What are user’s key tasks and goal?Before developing a navigation scheme, it’s essential to think through the key tasks for primary audience groups.


Converging on Design

Designed low-fidelity and high-fidelity wireframes to make a layout of the landing page that demonstrated what interface elements will exist. Started working on the visual understanding of a page early in a project to get project team approval before the creative phase gets underway.


Wireframes can also be used to create global and secondary navigation to ensure the terminology and structure used for the site meets user expectations. The navigation system in the current website does not offer much depth to hunters or explorers.

In the current website, navigation is designed just using the persona-based approach which zeroes in on audiences and tailors the site navigation directly to them. This navigation approach guaranteed visitors won’t be stuck wandering around trying to find what they’re looking for, as the content most relevant to them has been conveniently grouped together. The major problem with the approach is that it just caters to the exploring audience but not all of the users are not on the site to explore.


After doing competitor analyses on several university websites the results showed topic-based navigation is more popular among most college or university websites. In the proposed design, I used a hybrid approach between topic-based and persona-based navigation that supports access to key information from across the organization for both 'Hunters' as well as 'Explorers'. I also included a task-based approach which is designed separately at the top which made finding tools faster for 'Hunters'. To showcase the university presence for prospective students and parent’s I added common activities tab (e.g. “review programs,” “book a campus tour”) in the nav-bar.


Other than the main navigation bar I also redesigned the currently offered program page. My goal was to provide the visitors with a high-level overview to them without having to dig too deeply into the site. This mega-menus provided a lot of information immediately and helped users jump directly to the most relevant item.


Iterating on the Design


Usability Testing - I conducted the tests with current students, faculty and staff memebrs at the schools Usability Lab. The purpose of the test was to assess the usability of the web interface design, information flow, and information architecture.

20 student attendees and 7 faculty & staff members participated in testing both the prototypes (Mobile & Desktop). Each individual session lasted approximately 35 min. Test scenarios were kept the same over the testing period to keep the same guidelines for everyone and unbiased reports.


In general, all participants found the new design of the website as clear, straightforward, and feedback survey registered ease of use as high as 88%.

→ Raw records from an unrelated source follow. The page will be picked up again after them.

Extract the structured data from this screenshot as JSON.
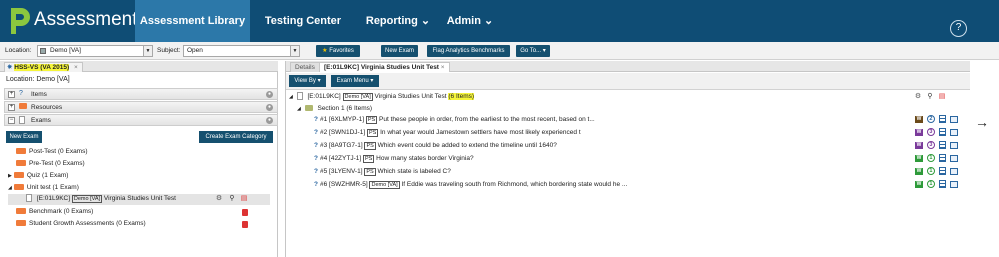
{
  "app": {
    "title": "Assessment"
  },
  "nav": {
    "tabs": [
      {
        "label": "Assessment Library"
      },
      {
        "label": "Testing Center"
      },
      {
        "label": "Reporting"
      },
      {
        "label": "Admin"
      }
    ],
    "help": "?"
  },
  "filters": {
    "location_label": "Location:",
    "location_value": "Demo [VA]",
    "subject_label": "Subject:",
    "subject_value": "Open",
    "buttons": [
      "Favorites",
      "New Exam",
      "Flag Analytics Benchmarks",
      "Go To..."
    ]
  },
  "left": {
    "tab_label": "HSS-VS (VA 2015)",
    "location_text": "Location: Demo [VA]",
    "accordion": [
      {
        "label": "Items",
        "icon": "question-icon"
      },
      {
        "label": "Resources",
        "icon": "folder-icon"
      },
      {
        "label": "Exams",
        "icon": "exam-icon"
      }
    ],
    "new_exam": "New Exam",
    "create_category": "Create Exam Category",
    "tree": [
      {
        "label": "Post-Test (0 Exams)"
      },
      {
        "label": "Pre-Test (0 Exams)"
      },
      {
        "label": "Quiz (1 Exam)"
      },
      {
        "label": "Unit test (1 Exam)"
      },
      {
        "label": "Benchmark (0 Exams)"
      },
      {
        "label": "Student Growth Assessments (0 Exams)"
      }
    ],
    "exam_node": {
      "code": "[E:01L9KC]",
      "tag": "Demo [VA]",
      "title": "Virginia Studies Unit Test"
    }
  },
  "right": {
    "tabs": [
      {
        "label": "Details"
      },
      {
        "label": "[E:01L9KC] Virginia Studies Unit Test"
      }
    ],
    "view_by": "View By",
    "exam_menu": "Exam Menu",
    "exam_root": {
      "code": "[E:01L9KC]",
      "tag": "Demo [VA]",
      "title": "Virginia Studies Unit Test",
      "count": "(6 Items)"
    },
    "section": "Section 1 (6 Items)",
    "items": [
      {
        "num": "#1 [6XLMYP-1]",
        "tag": "PS",
        "text": "Put these people in order, from the earliest to the most recent, based on t...",
        "level": "2",
        "color": "#2a66a0"
      },
      {
        "num": "#2 [SWN1DJ-1]",
        "tag": "PS",
        "text": "In what year would Jamestown settlers have most likely experienced t",
        "level": "3",
        "color": "#7a3a9a"
      },
      {
        "num": "#3 [8A9TG7-1]",
        "tag": "PS",
        "text": "Which event could be added to extend the timeline until 1640?",
        "level": "3",
        "color": "#7a3a9a"
      },
      {
        "num": "#4 [42ZYTJ-1]",
        "tag": "PS",
        "text": "How many states border Virginia?",
        "level": "1",
        "color": "#2e9a3a"
      },
      {
        "num": "#5 [3LYENV-1]",
        "tag": "PS",
        "text": "Which state is labeled C?",
        "level": "1",
        "color": "#2e9a3a"
      },
      {
        "num": "#6 [SWZHMR-5]",
        "tag": "Demo [VA]",
        "text": "If Eddie was traveling south from Richmond, which bordering state would he ...",
        "level": "1",
        "color": "#2e9a3a"
      }
    ]
  }
}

Few participants used google search to find information to school-related information during the testing rather than searching directly on the website. Participants were tested on time on task, task accuracy and completion, and ease of use.

Changing design accordingly


Implementing the suggestions from the user in the design fixed key Information Architecture (IA) problems. The biggest IA problem was with the home page because it was competing for attention primarily for Explorers but had to also cater the Hunters. Usability test results of task accuracy and completion were helpful in figuring out the placement of information. Different personas would look for information in different sections of the site, so it was important to give the same information in multiple places.


Higher-ed sites are complex, and there are bound to be aspects of the navigation which don’t work as well as hoped. Testing with users helped to catch major issues before going forward with visual designs. After gathering users suggestions I designed new Information Architecture sitemap based solely on the user input. The new IA was focused on speed, convenience and organizational values.

Try Website prototype  Try Mobile prototype

Final Design


The final prototype of the website is user-centric and Information Architecture is carefully crafted so that indexing of the information would be uniform for any type of audience.